> Task goal:
Check every line of the data for the string "photo" and copy the ones that have it.

> Data:

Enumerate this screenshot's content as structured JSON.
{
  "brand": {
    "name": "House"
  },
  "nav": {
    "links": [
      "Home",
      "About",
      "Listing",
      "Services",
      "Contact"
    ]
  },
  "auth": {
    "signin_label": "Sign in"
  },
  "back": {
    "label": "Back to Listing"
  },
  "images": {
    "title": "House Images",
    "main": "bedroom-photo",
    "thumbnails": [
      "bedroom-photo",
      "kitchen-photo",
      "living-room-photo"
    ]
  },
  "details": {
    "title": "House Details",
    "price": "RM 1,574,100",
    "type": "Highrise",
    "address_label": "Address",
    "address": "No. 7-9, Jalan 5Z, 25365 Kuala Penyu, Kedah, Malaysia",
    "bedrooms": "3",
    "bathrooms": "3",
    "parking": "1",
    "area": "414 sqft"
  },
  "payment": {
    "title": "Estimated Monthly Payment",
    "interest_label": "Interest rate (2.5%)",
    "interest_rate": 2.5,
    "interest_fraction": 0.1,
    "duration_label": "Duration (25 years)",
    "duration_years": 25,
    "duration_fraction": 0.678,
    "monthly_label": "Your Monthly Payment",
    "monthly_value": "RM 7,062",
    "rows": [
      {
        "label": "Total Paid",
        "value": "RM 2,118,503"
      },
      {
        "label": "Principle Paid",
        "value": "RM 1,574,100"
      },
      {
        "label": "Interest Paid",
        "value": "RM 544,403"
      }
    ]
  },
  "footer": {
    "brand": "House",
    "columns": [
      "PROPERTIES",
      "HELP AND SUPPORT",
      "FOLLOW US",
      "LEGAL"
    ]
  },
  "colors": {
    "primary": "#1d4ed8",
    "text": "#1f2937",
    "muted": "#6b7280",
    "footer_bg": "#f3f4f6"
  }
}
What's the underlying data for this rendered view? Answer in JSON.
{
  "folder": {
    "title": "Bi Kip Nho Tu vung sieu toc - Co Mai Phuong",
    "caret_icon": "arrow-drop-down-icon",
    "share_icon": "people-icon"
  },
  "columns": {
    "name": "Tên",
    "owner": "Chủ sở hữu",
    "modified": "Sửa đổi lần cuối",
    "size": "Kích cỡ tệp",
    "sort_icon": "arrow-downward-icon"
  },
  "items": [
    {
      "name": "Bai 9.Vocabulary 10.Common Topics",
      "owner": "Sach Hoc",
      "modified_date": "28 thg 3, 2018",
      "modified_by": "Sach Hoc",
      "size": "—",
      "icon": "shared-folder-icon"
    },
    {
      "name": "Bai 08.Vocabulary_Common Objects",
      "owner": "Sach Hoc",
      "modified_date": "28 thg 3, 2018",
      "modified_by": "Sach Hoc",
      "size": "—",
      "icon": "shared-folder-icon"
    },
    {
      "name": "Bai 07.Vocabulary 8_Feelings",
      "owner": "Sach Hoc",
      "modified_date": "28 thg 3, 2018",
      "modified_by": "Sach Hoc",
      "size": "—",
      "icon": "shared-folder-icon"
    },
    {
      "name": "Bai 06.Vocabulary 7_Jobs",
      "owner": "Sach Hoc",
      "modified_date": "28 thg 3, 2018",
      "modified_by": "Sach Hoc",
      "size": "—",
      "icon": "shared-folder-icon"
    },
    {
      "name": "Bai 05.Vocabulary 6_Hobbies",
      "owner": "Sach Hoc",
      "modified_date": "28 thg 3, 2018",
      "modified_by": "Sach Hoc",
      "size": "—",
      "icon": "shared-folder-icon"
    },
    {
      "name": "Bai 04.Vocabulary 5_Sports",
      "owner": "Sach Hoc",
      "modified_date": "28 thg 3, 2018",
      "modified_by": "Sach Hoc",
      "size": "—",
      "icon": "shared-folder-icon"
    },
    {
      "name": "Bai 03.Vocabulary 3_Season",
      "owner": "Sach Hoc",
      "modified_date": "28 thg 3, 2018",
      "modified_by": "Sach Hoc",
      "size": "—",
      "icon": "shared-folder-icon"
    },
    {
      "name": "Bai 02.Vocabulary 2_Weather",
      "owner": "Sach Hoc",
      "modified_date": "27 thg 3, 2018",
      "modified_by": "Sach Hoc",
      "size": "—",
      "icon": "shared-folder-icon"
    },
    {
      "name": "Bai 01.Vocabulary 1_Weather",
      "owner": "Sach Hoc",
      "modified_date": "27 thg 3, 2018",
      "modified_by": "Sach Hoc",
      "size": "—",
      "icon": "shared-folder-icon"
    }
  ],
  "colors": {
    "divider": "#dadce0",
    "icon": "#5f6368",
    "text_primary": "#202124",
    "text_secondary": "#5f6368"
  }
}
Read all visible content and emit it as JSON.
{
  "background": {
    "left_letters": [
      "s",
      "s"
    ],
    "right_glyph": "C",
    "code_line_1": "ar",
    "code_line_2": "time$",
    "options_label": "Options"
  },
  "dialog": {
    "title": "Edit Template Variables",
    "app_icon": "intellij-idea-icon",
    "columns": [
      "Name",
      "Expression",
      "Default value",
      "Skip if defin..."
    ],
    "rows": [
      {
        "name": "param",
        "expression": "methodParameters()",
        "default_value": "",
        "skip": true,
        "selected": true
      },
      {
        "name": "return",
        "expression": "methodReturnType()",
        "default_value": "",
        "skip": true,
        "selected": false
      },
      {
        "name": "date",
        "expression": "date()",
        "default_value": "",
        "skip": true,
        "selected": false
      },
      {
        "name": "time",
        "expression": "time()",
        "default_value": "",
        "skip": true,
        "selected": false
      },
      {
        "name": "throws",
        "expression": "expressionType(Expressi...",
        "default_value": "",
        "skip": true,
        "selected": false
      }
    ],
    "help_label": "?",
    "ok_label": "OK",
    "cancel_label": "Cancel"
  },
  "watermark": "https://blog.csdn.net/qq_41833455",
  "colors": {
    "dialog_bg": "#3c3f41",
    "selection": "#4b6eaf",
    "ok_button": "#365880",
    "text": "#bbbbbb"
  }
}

> Answer section:
    "main": "bedroom-photo",
      "bedroom-photo",
      "kitchen-photo",
      "living-room-photo"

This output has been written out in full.